Grammar » locations

This grammar note is available in the South Qikiqtaaluk dialect only.

English speakers can become overwhelmed by the many words used in Inuktitut to describe locations. Fortunately, they follow patterns that can be mastered with some practice.

1. It is important to understand that Inuktitut speakers use different words to indicate a person or an object is in a specific spot versus a general area. Let’s look at the following pairs of terms:

uvani(right) here
maani around here
  
ikaniover there (specific spot)
avani
over there (general area)
  
pikani
up there (specific spot)
paani
up there (general area)
  
kanani
down there (specific spot)
unani
down there (general area)

There are no set rules that will help you to decide when to use one term over the other. A lot depends on context. For example, both uvani / maani could refer to very large areas:

uvaniright here (in Iqaluit)
vs. 
maani
here (in Nunavut)

 

or they could each refer to much smaller spaces:

uvaniright here in this spot
vs. 
maani
in this building

 The best advice is to learn these terms as pairs and then listen carefully to fluent speakers to hear how they are used in coversation.

2. These locational words will often be heard with the prefix ta- which indicates that a location has already been mentioned or implied in the conversation:

basic formwith ta-prefixEnglish equivalent
uvani
tavvani*right here
maani
tamaaniaround here
ikani
taikani over there (specific spot)
avani
taavaniover there (general area)
pikani
tapikaniup there (specific spot)
paani
tapaaniup there (general area)
kanani
takanani down there (specific spot)
unani
taunanidown there (general area)

 * pay attention to this word as it does not follow the same pattern as the others.  In the other words, ta- is added directly to the simple form, with no change in spelling.

3. The next level of complexity is that these terms are also used to describe motion. For this lesson, we will just look at how these words can be used to describe motion towards a place. If you refer to the terms listed above, you will notice that they all end with the affix -ni , meaning that the person/object described is in or at a place.

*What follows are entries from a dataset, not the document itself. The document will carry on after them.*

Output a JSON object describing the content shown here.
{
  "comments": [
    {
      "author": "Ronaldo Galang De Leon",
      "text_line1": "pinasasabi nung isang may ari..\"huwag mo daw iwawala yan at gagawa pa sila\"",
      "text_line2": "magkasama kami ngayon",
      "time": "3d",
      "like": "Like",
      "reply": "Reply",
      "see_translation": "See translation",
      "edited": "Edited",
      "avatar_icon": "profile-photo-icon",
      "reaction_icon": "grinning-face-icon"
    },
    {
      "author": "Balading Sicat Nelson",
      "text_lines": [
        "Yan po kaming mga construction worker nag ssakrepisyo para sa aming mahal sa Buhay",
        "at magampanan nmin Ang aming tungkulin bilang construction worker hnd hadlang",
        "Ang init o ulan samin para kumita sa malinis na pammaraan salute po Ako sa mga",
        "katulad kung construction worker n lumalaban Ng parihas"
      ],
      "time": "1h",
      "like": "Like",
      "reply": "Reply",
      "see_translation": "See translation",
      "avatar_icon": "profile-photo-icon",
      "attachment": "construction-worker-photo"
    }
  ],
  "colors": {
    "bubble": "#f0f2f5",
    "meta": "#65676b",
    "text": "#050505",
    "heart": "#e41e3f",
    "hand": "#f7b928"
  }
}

To talk about motion towards a specific spot we replace the -ni ending with -unga:

towards a locationEnglish equivalent
tavvunga
to here (specific spot)
tamaungato here (more general area)
taavunga
to there (specific spot)
taikunga
to there (more general area)
tappikunga up to there (specific spot)
tappaunga
up there (general area)
takanunga
down to there (specific spot)
taununga
down to there (more general area)